Accelerating from a standstill to 330 mph in 4.6 seconds, it's a Funny Car's nitro-drinking 7,000 hp that seizes most of the glory. However, although it plays what is arguably an even greater role in achieving such scintillating performance, few give due props to modern tire technology. "Wow, those tires sure do hook!" isn't exactly a common utterance in the grandstands of an NHRA event. Nonetheless, tires are what ensures that that 7,000 hp translate into 5 g's off the starting line and 0.890-second 60-foot times. Why, yes, tires are very underrated.
Helping put the power down for pros and weekend warriors alike-since day one-is Mickey Thompson Tires. It's a company that needs no introduction. On any given weekend on any given dragstrip, chances are the vast majority of racers will be running Mickey Thompson drag tires. To help you get the most out of your drag tires, we solicited the expertise of M/T's Ken Warner. Even if you're a seasoned track veteran, Ken's got a bundle of tips that should shave a tenth or two off of your e.t.'s.
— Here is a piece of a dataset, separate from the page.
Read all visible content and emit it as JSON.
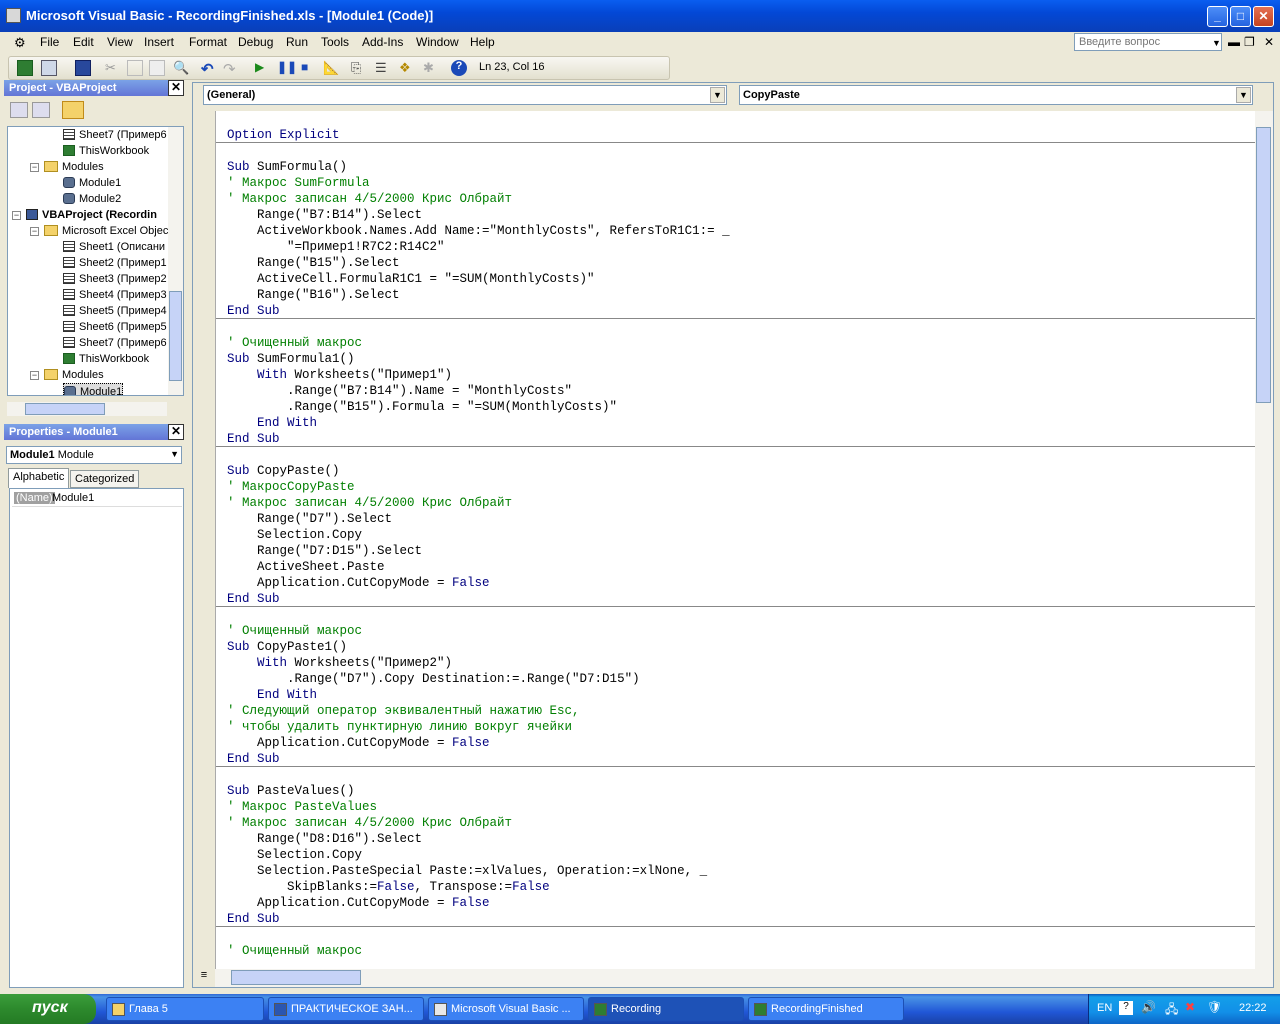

Hard vs. Soft
Since drag tires are significantly softer than street tires, racers often assume that softer is always better. This isn't always the case. Creating a tire compound is a very complex process. The goal is to provide the best possible performance relative to the intended use of the tire. "Softer-compound tires are preferable for lightweight vehicles, and harder-compound tires work best on heavier vehicles," explains Ken. "If the compound is too hard on a light vehicle, it may reduce traction and braking ability. If the compound is too soft on a heavy vehicle, it can cause premature wear in addition to performing poorly in regard to traction and braking."
"Drag tires are designed to either dead-hook or spin in a controlled fashion," Ken says. "You must compound the tire for its intended use. Drag cars have many different engine, transmission, and power-adder configurations. A high-horsepower car that utilizes a manual transmission requires a different type of compound than a high-horsepower car with an automatic transmission. When you dump the clutch with a manual transmission, a dead-hook will shake the tires or bog down the motor. A slight amount of controlled spin is preferable, where the right amount of wheel speed and traction allows the car to accelerate rapidly while going through the gear changes. On the other hand, since automatics have torque converters and the launch is not as violent, a dead-hook usually works best. All these factors have to be considered when designing a tire."
Not only have racers run quicker times with ET Street Radials than with ET Streets, M/T also openly admits that this is the case. So did the company shoot itself in the foot? Not exactly. While M/T's drag radials are proven performers, Ken says they are far less forgiving than standard bias-ply slicks. "Due to a drag radial's stiffer construction, they are not as reliable in regard to traction and recovery from spinning as a bias-ply tire," he explains. "Drag radials have the potential to be quicker, but can be very finicky, especially with a manual-transmission car. They generally require a much more time-consuming chassis setup."